Exercise data section start

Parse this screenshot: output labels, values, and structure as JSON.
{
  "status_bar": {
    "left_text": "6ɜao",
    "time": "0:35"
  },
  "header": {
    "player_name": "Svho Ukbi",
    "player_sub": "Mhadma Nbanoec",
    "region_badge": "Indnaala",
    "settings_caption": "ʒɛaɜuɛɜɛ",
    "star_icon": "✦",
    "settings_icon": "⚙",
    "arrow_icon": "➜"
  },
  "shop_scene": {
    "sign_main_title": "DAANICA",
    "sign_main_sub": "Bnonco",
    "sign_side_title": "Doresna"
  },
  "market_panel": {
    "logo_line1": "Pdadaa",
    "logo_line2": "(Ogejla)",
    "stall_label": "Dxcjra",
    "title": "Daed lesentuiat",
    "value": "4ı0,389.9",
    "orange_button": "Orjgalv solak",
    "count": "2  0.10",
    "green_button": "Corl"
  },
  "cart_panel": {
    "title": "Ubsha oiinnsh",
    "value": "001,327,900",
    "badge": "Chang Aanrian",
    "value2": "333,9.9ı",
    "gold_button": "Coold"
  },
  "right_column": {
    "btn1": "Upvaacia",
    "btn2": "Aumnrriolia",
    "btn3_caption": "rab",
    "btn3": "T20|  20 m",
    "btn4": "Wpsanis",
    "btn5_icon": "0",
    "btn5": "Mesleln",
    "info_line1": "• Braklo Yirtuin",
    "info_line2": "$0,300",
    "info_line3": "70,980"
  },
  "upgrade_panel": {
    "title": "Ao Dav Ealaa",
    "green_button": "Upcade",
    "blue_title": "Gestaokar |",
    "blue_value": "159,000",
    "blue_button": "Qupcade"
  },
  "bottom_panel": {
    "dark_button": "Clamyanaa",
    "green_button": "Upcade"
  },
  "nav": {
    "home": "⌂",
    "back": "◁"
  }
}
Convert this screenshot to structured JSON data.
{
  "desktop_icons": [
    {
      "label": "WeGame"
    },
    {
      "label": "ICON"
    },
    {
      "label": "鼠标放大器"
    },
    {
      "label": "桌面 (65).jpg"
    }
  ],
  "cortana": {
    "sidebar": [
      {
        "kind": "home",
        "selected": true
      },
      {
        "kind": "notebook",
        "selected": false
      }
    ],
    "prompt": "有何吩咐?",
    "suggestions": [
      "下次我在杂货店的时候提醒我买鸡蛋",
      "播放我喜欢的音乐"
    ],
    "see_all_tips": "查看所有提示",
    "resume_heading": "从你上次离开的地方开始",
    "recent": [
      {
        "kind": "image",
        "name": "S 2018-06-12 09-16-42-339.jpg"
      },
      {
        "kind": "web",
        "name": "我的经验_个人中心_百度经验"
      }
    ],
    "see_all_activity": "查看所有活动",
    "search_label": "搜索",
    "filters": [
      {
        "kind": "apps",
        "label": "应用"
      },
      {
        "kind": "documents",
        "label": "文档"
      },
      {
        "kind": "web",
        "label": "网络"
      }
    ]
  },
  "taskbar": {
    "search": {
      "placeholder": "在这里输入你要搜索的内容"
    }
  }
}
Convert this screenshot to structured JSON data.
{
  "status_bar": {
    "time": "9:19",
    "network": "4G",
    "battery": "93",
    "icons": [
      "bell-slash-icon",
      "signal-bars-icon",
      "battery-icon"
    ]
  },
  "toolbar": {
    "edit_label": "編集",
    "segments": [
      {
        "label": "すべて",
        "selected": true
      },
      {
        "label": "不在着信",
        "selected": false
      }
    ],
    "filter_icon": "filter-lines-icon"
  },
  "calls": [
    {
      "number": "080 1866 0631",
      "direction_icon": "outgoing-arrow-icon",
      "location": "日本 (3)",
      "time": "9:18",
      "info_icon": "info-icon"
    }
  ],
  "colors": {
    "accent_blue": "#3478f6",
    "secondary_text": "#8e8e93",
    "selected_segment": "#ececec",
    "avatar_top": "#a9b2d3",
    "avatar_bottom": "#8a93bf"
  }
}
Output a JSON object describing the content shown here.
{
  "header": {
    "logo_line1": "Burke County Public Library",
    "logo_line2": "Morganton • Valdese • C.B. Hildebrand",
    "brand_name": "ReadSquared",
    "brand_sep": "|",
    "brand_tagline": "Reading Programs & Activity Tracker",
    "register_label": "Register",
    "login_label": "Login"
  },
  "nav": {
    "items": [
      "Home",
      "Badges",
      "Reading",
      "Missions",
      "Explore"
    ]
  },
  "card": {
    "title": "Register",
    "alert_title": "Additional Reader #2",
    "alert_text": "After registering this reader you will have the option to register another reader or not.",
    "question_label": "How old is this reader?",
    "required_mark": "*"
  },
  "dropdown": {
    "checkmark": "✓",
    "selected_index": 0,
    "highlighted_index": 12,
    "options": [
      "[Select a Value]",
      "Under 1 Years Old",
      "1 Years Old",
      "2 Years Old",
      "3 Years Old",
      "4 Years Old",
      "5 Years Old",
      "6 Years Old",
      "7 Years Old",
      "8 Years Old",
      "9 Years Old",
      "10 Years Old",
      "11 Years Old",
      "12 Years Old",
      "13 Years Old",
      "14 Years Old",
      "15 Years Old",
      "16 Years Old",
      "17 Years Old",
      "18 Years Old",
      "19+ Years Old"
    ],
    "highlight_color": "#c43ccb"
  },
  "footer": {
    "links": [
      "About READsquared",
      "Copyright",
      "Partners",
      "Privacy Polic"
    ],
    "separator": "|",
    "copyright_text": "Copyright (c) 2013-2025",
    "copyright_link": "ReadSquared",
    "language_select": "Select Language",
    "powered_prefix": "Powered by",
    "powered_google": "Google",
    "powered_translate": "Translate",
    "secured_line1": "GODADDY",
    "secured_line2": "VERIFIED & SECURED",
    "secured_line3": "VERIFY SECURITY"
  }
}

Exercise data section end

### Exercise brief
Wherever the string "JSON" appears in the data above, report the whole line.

### Output
Parse this screenshot: output labels, values, and structure as JSON.
Convert this screenshot to structured JSON data.
Convert this screenshot to structured JSON data.
Output a JSON object describing the content shown here.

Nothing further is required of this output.